Before quarantine happened, students could find their teachers easily and ask for help. This was an important step in learning, because getting information from an informed person who knows how you learn is really beneficial!
But now, you’re on your own! Your teachers for the new semester don’t really know you, and you don’t really know the subject!
To bridge the large gap between you and everything related to the subject, you need to start learning by yourself.
An important resource for that is prep books. I’ve used Barron’s AP prep books, because they offer genuinely helpful tips and lessons, as well as practice tests to help you prepare for the real AP test.
Khan Academy is a gift from Sal Khan to all the students in the world. It’s 100% free and has a huge variety of subjects, from 4th Grade Math to AP Macroeconomics.
It has seemingly-unlimited practice problems, full lessons with detailed videos, and full tests for standard tests. It’s also an official partner with the College Board, so the information, curriculum, practice questions, and tests are all in correspondence with the official tests you’re going to take.

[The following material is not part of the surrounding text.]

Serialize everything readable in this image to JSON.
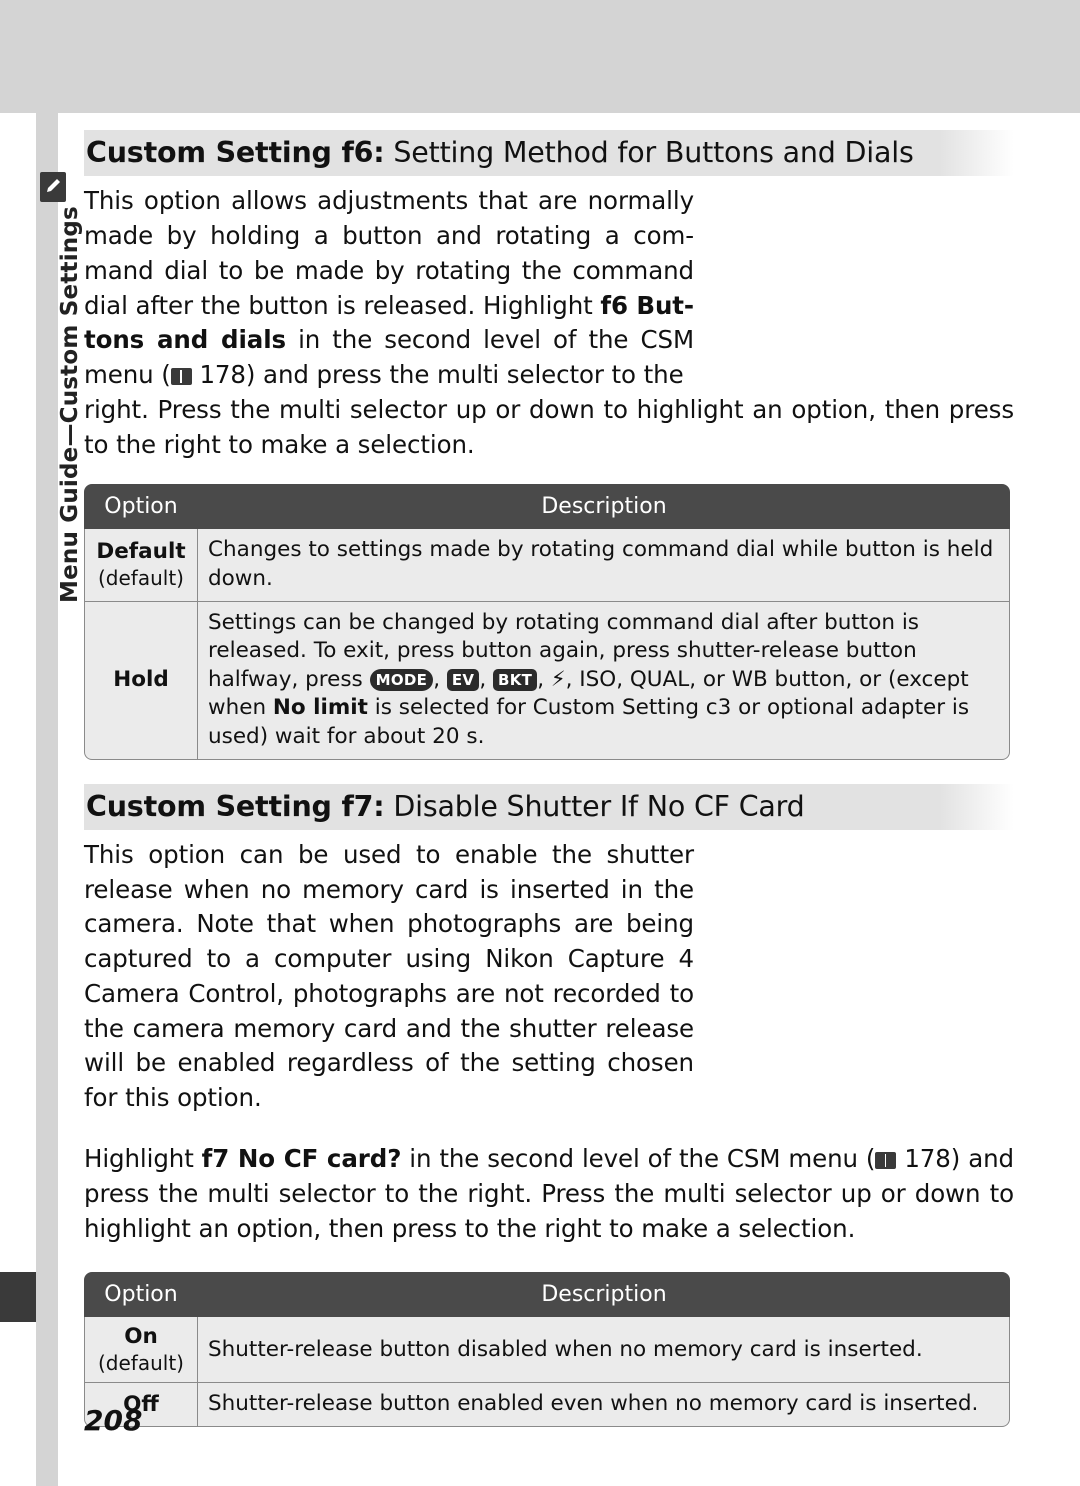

Did I mention that it’s completely free?
If you didn’t know, AP tests are scored out of 5. “Fiveable” is a play on that, because this is a website that helps you prepare for AP tests and possibly get a 5!
Fiveable is free except for certain courses, livestreams, and others that require individual payments. In my experience, all its free resources have been enough for extra studying.
It has an extremely aesthetic interface and should appeal very much to high schoolers. It offers information for most AP classes and has study guides and other information for each unit and each concept, etc.
However, you should not depend on Fiveable to learn all your information. You should have basic knowledge of everything already (likely from prep books), and use Fiveable to strengthen everything.
There are many ways you can get access to ebooks, but Project Gutenberg is one of the most well-known and full libraries.
It contains over 60,000 free ebooks for you to either read online, download for Kindle, or download as an .epub file.
Just keep in mind that Project Gutenberg mainly has older literary works (before the 20th century), so it’s a great source if you need to read classics for English class, but not quite if you’re looking for the newest novels to read.
Online school comes with many challenges, probably much more than a traditional school. But don’t be afraid to use all the tools you can to ensure that you succeed in online school!
Whether you need some help with time management, productivity, self-learning, or studying, one of these should help you!
If you’re looking for more posts like these, why not give these a look?